Listed entries »
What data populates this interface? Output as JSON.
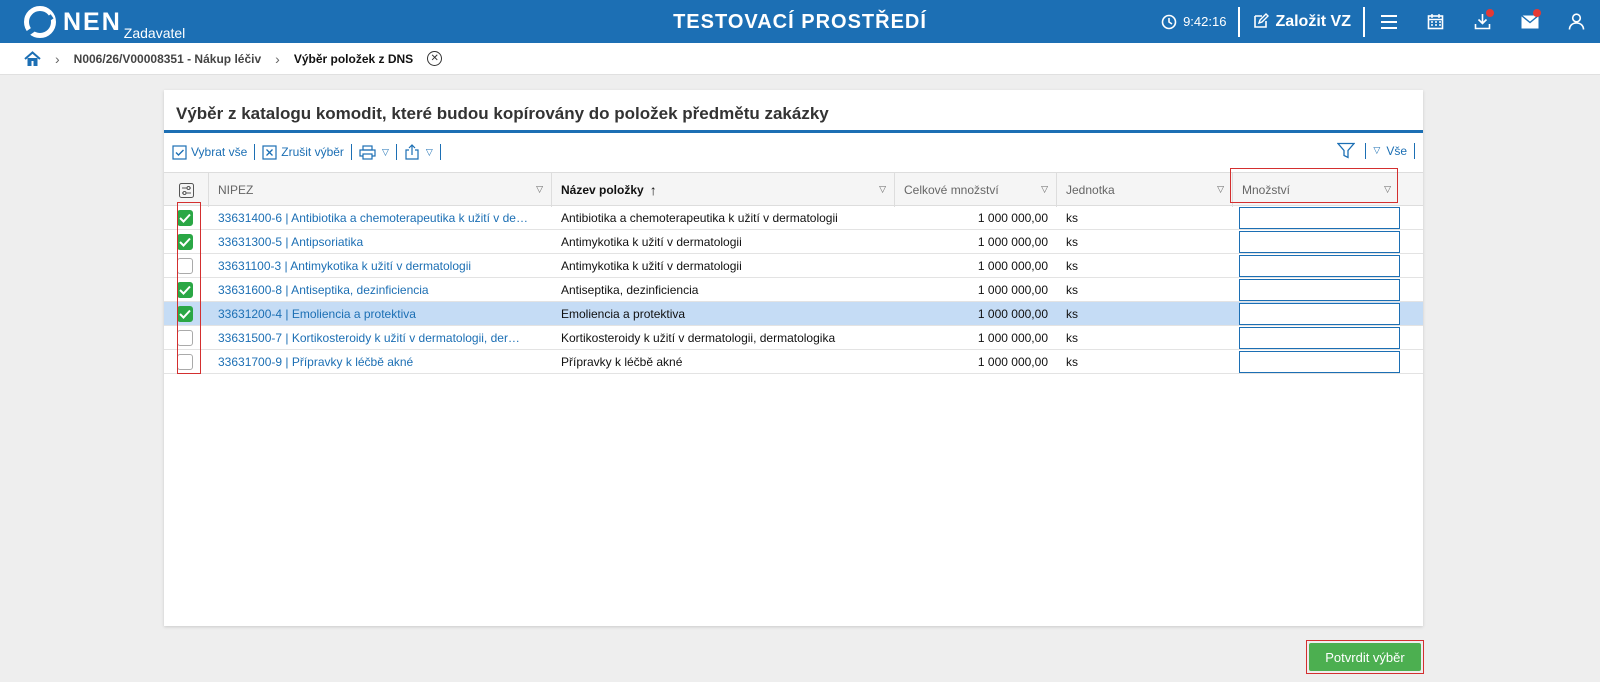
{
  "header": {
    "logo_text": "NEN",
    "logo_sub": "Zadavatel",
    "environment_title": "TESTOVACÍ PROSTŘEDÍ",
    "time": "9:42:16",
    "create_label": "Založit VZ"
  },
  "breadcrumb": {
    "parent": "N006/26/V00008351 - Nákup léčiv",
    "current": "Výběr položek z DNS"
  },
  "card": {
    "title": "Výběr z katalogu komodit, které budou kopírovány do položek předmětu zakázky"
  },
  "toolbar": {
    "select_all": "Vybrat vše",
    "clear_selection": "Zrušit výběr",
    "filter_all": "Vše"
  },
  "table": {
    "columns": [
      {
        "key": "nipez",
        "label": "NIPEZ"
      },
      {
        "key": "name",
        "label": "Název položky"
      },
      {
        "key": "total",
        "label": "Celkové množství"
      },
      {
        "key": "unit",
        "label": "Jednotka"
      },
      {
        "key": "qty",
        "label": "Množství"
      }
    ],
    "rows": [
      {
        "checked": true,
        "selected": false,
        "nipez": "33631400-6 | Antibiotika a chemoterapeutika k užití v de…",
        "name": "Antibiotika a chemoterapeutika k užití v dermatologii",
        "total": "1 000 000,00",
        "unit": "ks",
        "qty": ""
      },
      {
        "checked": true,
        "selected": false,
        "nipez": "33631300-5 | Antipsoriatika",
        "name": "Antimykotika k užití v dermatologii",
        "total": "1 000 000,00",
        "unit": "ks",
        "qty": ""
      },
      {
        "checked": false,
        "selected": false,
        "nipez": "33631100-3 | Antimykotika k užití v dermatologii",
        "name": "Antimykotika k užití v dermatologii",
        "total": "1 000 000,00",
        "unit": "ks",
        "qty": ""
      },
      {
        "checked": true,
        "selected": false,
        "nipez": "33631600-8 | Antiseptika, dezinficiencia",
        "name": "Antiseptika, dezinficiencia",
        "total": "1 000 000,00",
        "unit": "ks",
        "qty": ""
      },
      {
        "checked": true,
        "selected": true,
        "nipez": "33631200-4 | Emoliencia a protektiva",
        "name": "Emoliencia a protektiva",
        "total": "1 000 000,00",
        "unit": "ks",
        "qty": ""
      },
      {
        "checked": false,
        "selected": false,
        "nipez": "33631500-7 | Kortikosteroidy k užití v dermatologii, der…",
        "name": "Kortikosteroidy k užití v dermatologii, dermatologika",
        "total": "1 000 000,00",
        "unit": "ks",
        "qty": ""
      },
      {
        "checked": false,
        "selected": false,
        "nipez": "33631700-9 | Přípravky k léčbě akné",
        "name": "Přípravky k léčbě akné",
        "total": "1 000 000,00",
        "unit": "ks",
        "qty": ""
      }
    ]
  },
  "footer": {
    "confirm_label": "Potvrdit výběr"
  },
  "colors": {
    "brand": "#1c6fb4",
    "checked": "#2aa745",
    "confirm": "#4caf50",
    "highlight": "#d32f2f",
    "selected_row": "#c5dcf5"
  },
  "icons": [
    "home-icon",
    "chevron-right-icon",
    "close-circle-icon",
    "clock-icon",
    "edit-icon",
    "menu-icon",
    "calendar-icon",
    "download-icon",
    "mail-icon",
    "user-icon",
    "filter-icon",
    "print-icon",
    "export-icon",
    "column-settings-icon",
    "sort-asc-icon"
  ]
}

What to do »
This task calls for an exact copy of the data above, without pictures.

Task output »
What data populates this interface? Output as JSON.
{
  "header": {
    "logo_text": "NEN",
    "logo_sub": "Zadavatel",
    "environment_title": "TESTOVACÍ PROSTŘEDÍ",
    "time": "9:42:16",
    "create_label": "Založit VZ"
  },
  "breadcrumb": {
    "parent": "N006/26/V00008351 - Nákup léčiv",
    "current": "Výběr položek z DNS"
  },
  "card": {
    "title": "Výběr z katalogu komodit, které budou kopírovány do položek předmětu zakázky"
  },
  "toolbar": {
    "select_all": "Vybrat vše",
    "clear_selection": "Zrušit výběr",
    "filter_all": "Vše"
  },
  "table": {
    "columns": [
      {
        "key": "nipez",
        "label": "NIPEZ"
      },
      {
        "key": "name",
        "label": "Název položky"
      },
      {
        "key": "total",
        "label": "Celkové množství"
      },
      {
        "key": "unit",
        "label": "Jednotka"
      },
      {
        "key": "qty",
        "label": "Množství"
      }
    ],
    "rows": [
      {
        "checked": true,
        "selected": false,
        "nipez": "33631400-6 | Antibiotika a chemoterapeutika k užití v de…",
        "name": "Antibiotika a chemoterapeutika k užití v dermatologii",
        "total": "1 000 000,00",
        "unit": "ks",
        "qty": ""
      },
      {
        "checked": true,
        "selected": false,
        "nipez": "33631300-5 | Antipsoriatika",
        "name": "Antimykotika k užití v dermatologii",
        "total": "1 000 000,00",
        "unit": "ks",
        "qty": ""
      },
      {
        "checked": false,
        "selected": false,
        "nipez": "33631100-3 | Antimykotika k užití v dermatologii",
        "name": "Antimykotika k užití v dermatologii",
        "total": "1 000 000,00",
        "unit": "ks",
        "qty": ""
      },
      {
        "checked": true,
        "selected": false,
        "nipez": "33631600-8 | Antiseptika, dezinficiencia",
        "name": "Antiseptika, dezinficiencia",
        "total": "1 000 000,00",
        "unit": "ks",
        "qty": ""
      },
      {
        "checked": true,
        "selected": true,
        "nipez": "33631200-4 | Emoliencia a protektiva",
        "name": "Emoliencia a protektiva",
        "total": "1 000 000,00",
        "unit": "ks",
        "qty": ""
      },
      {
        "checked": false,
        "selected": false,
        "nipez": "33631500-7 | Kortikosteroidy k užití v dermatologii, der…",
        "name": "Kortikosteroidy k užití v dermatologii, dermatologika",
        "total": "1 000 000,00",
        "unit": "ks",
        "qty": ""
      },
      {
        "checked": false,
        "selected": false,
        "nipez": "33631700-9 | Přípravky k léčbě akné",
        "name": "Přípravky k léčbě akné",
        "total": "1 000 000,00",
        "unit": "ks",
        "qty": ""
      }
    ]
  },
  "footer": {
    "confirm_label": "Potvrdit výběr"
  },
  "colors": {
    "brand": "#1c6fb4",
    "checked": "#2aa745",
    "confirm": "#4caf50",
    "highlight": "#d32f2f",
    "selected_row": "#c5dcf5"
  },
  "icons": [
    "home-icon",
    "chevron-right-icon",
    "close-circle-icon",
    "clock-icon",
    "edit-icon",
    "menu-icon",
    "calendar-icon",
    "download-icon",
    "mail-icon",
    "user-icon",
    "filter-icon",
    "print-icon",
    "export-icon",
    "column-settings-icon",
    "sort-asc-icon"
  ]
}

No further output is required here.